• _REQUIREMENT_: Restate the entries below word for word, omitting nothing.

• _DATA_:

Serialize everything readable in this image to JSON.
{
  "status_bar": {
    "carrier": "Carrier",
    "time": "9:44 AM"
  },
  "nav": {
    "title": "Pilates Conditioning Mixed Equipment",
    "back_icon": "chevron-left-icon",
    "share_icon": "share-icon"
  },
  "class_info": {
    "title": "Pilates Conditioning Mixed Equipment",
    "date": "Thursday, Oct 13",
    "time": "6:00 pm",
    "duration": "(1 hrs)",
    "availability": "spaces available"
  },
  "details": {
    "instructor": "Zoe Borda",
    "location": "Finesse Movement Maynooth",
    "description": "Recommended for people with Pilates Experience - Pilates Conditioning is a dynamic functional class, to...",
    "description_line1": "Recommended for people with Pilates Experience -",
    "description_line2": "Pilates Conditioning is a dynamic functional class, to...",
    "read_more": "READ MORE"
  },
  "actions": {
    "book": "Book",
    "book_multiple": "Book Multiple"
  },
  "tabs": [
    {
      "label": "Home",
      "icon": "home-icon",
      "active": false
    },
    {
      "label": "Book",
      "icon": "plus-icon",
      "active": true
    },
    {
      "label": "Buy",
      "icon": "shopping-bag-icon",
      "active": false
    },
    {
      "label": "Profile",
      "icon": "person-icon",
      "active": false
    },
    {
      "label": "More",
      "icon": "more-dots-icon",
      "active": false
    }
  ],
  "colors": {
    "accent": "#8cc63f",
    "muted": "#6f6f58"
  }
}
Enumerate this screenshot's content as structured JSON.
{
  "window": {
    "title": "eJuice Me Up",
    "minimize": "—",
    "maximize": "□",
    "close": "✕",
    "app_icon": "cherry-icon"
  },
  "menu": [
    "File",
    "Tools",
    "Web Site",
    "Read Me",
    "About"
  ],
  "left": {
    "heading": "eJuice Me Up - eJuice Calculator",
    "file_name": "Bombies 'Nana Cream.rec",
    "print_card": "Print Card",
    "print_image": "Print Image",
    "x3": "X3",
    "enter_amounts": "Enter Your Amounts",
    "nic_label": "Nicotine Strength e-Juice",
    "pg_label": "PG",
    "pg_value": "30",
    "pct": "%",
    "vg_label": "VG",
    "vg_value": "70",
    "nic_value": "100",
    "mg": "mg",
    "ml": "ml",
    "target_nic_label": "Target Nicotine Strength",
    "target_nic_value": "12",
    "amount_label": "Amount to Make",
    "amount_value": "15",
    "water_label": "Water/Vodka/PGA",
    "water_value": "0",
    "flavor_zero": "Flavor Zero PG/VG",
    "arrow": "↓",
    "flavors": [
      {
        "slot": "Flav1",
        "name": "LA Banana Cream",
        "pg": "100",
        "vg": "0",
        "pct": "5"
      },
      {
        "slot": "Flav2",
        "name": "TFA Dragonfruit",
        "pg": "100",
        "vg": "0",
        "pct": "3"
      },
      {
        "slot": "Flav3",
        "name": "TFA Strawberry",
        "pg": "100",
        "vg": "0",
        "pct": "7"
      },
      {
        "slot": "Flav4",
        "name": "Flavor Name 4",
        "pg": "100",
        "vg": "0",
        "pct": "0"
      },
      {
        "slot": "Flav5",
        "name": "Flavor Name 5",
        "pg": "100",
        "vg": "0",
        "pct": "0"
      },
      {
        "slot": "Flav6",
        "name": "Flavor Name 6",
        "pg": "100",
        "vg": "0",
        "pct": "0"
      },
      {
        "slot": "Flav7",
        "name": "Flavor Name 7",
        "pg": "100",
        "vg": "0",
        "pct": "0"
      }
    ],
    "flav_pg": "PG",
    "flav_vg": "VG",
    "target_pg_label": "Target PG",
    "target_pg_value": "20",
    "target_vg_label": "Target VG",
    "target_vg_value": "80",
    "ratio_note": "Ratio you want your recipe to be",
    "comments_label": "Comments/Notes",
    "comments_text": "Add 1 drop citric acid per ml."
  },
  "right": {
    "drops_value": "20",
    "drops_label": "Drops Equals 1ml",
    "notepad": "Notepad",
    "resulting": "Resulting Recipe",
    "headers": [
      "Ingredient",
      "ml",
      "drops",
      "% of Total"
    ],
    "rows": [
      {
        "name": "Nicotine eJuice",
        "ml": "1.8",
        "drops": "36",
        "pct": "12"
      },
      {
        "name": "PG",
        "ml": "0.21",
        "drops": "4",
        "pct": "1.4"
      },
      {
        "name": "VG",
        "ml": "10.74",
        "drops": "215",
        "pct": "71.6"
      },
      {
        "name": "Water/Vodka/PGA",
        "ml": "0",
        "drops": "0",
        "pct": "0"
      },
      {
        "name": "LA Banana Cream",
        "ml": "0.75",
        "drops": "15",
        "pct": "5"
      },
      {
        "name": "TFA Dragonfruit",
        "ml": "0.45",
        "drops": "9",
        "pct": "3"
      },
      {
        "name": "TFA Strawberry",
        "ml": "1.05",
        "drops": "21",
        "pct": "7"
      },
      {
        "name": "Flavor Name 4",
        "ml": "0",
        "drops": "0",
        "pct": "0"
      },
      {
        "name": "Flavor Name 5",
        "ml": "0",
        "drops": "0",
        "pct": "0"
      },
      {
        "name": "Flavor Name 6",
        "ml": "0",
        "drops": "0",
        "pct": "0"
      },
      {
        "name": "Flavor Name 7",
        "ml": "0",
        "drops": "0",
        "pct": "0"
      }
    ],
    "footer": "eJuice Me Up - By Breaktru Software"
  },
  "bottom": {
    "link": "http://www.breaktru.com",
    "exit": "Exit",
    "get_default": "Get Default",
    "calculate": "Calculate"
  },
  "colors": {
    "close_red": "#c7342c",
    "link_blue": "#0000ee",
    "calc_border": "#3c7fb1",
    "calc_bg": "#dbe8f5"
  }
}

• _ANSWER SECTION_:
Serialize everything readable in this image to JSON.
{
  "status_bar": {
    "carrier": "Carrier",
    "time": "9:44 AM"
  },
  "nav": {
    "title": "Pilates Conditioning Mixed Equipment",
    "back_icon": "chevron-left-icon",
    "share_icon": "share-icon"
  },
  "class_info": {
    "title": "Pilates Conditioning Mixed Equipment",
    "date": "Thursday, Oct 13",
    "time": "6:00 pm",
    "duration": "(1 hrs)",
    "availability": "spaces available"
  },
  "details": {
    "instructor": "Zoe Borda",
    "location": "Finesse Movement Maynooth",
    "description": "Recommended for people with Pilates Experience - Pilates Conditioning is a dynamic functional class, to...",
    "description_line1": "Recommended for people with Pilates Experience -",
    "description_line2": "Pilates Conditioning is a dynamic functional class, to...",
    "read_more": "READ MORE"
  },
  "actions": {
    "book": "Book",
    "book_multiple": "Book Multiple"
  },
  "tabs": [
    {
      "label": "Home",
      "icon": "home-icon",
      "active": false
    },
    {
      "label": "Book",
      "icon": "plus-icon",
      "active": true
    },
    {
      "label": "Buy",
      "icon": "shopping-bag-icon",
      "active": false
    },
    {
      "label": "Profile",
      "icon": "person-icon",
      "active": false
    },
    {
      "label": "More",
      "icon": "more-dots-icon",
      "active": false
    }
  ],
  "colors": {
    "accent": "#8cc63f",
    "muted": "#6f6f58"
  }
}
Enumerate this screenshot's content as structured JSON.
{
  "window": {
    "title": "eJuice Me Up",
    "minimize": "—",
    "maximize": "□",
    "close": "✕",
    "app_icon": "cherry-icon"
  },
  "menu": [
    "File",
    "Tools",
    "Web Site",
    "Read Me",
    "About"
  ],
  "left": {
    "heading": "eJuice Me Up - eJuice Calculator",
    "file_name": "Bombies 'Nana Cream.rec",
    "print_card": "Print Card",
    "print_image": "Print Image",
    "x3": "X3",
    "enter_amounts": "Enter Your Amounts",
    "nic_label": "Nicotine Strength e-Juice",
    "pg_label": "PG",
    "pg_value": "30",
    "pct": "%",
    "vg_label": "VG",
    "vg_value": "70",
    "nic_value": "100",
    "mg": "mg",
    "ml": "ml",
    "target_nic_label": "Target Nicotine Strength",
    "target_nic_value": "12",
    "amount_label": "Amount to Make",
    "amount_value": "15",
    "water_label": "Water/Vodka/PGA",
    "water_value": "0",
    "flavor_zero": "Flavor Zero PG/VG",
    "arrow": "↓",
    "flavors": [
      {
        "slot": "Flav1",
        "name": "LA Banana Cream",
        "pg": "100",
        "vg": "0",
        "pct": "5"
      },
      {
        "slot": "Flav2",
        "name": "TFA Dragonfruit",
        "pg": "100",
        "vg": "0",
        "pct": "3"
      },
      {
        "slot": "Flav3",
        "name": "TFA Strawberry",
        "pg": "100",
        "vg": "0",
        "pct": "7"
      },
      {
        "slot": "Flav4",
        "name": "Flavor Name 4",
        "pg": "100",
        "vg": "0",
        "pct": "0"
      },
      {
        "slot": "Flav5",
        "name": "Flavor Name 5",
        "pg": "100",
        "vg": "0",
        "pct": "0"
      },
      {
        "slot": "Flav6",
        "name": "Flavor Name 6",
        "pg": "100",
        "vg": "0",
        "pct": "0"
      },
      {
        "slot": "Flav7",
        "name": "Flavor Name 7",
        "pg": "100",
        "vg": "0",
        "pct": "0"
      }
    ],
    "flav_pg": "PG",
    "flav_vg": "VG",
    "target_pg_label": "Target PG",
    "target_pg_value": "20",
    "target_vg_label": "Target VG",
    "target_vg_value": "80",
    "ratio_note": "Ratio you want your recipe to be",
    "comments_label": "Comments/Notes",
    "comments_text": "Add 1 drop citric acid per ml."
  },
  "right": {
    "drops_value": "20",
    "drops_label": "Drops Equals 1ml",
    "notepad": "Notepad",
    "resulting": "Resulting Recipe",
    "headers": [
      "Ingredient",
      "ml",
      "drops",
      "% of Total"
    ],
    "rows": [
      {
        "name": "Nicotine eJuice",
        "ml": "1.8",
        "drops": "36",
        "pct": "12"
      },
      {
        "name": "PG",
        "ml": "0.21",
        "drops": "4",
        "pct": "1.4"
      },
      {
        "name": "VG",
        "ml": "10.74",
        "drops": "215",
        "pct": "71.6"
      },
      {
        "name": "Water/Vodka/PGA",
        "ml": "0",
        "drops": "0",
        "pct": "0"
      },
      {
        "name": "LA Banana Cream",
        "ml": "0.75",
        "drops": "15",
        "pct": "5"
      },
      {
        "name": "TFA Dragonfruit",
        "ml": "0.45",
        "drops": "9",
        "pct": "3"
      },
      {
        "name": "TFA Strawberry",
        "ml": "1.05",
        "drops": "21",
        "pct": "7"
      },
      {
        "name": "Flavor Name 4",
        "ml": "0",
        "drops": "0",
        "pct": "0"
      },
      {
        "name": "Flavor Name 5",
        "ml": "0",
        "drops": "0",
        "pct": "0"
      },
      {
        "name": "Flavor Name 6",
        "ml": "0",
        "drops": "0",
        "pct": "0"
      },
      {
        "name": "Flavor Name 7",
        "ml": "0",
        "drops": "0",
        "pct": "0"
      }
    ],
    "footer": "eJuice Me Up - By Breaktru Software"
  },
  "bottom": {
    "link": "http://www.breaktru.com",
    "exit": "Exit",
    "get_default": "Get Default",
    "calculate": "Calculate"
  },
  "colors": {
    "close_red": "#c7342c",
    "link_blue": "#0000ee",
    "calc_border": "#3c7fb1",
    "calc_bg": "#dbe8f5"
  }
}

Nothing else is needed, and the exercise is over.